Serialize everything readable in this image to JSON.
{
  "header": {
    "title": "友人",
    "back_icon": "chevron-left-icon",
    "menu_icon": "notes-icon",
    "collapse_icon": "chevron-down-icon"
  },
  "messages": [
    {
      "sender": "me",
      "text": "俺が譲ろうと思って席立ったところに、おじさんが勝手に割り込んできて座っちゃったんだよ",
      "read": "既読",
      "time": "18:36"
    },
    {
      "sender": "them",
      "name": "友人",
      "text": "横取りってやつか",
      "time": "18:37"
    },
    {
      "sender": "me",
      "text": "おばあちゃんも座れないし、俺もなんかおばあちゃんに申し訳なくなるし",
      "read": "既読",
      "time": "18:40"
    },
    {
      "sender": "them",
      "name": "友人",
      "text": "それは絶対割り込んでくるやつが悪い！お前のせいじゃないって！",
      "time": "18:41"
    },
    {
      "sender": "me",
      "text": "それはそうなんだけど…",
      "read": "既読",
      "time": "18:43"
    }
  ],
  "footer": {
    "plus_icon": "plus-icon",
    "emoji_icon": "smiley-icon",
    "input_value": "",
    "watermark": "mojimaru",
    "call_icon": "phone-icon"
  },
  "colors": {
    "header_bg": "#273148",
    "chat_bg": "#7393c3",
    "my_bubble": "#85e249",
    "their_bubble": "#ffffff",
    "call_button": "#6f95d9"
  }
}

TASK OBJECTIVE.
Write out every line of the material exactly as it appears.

SOLUTION TO THE PROBLEM.
Serialize everything readable in this image to JSON.
{
  "header": {
    "title": "友人",
    "back_icon": "chevron-left-icon",
    "menu_icon": "notes-icon",
    "collapse_icon": "chevron-down-icon"
  },
  "messages": [
    {
      "sender": "me",
      "text": "俺が譲ろうと思って席立ったところに、おじさんが勝手に割り込んできて座っちゃったんだよ",
      "read": "既読",
      "time": "18:36"
    },
    {
      "sender": "them",
      "name": "友人",
      "text": "横取りってやつか",
      "time": "18:37"
    },
    {
      "sender": "me",
      "text": "おばあちゃんも座れないし、俺もなんかおばあちゃんに申し訳なくなるし",
      "read": "既読",
      "time": "18:40"
    },
    {
      "sender": "them",
      "name": "友人",
      "text": "それは絶対割り込んでくるやつが悪い！お前のせいじゃないって！",
      "time": "18:41"
    },
    {
      "sender": "me",
      "text": "それはそうなんだけど…",
      "read": "既読",
      "time": "18:43"
    }
  ],
  "footer": {
    "plus_icon": "plus-icon",
    "emoji_icon": "smiley-icon",
    "input_value": "",
    "watermark": "mojimaru",
    "call_icon": "phone-icon"
  },
  "colors": {
    "header_bg": "#273148",
    "chat_bg": "#7393c3",
    "my_bubble": "#85e249",
    "their_bubble": "#ffffff",
    "call_button": "#6f95d9"
  }
}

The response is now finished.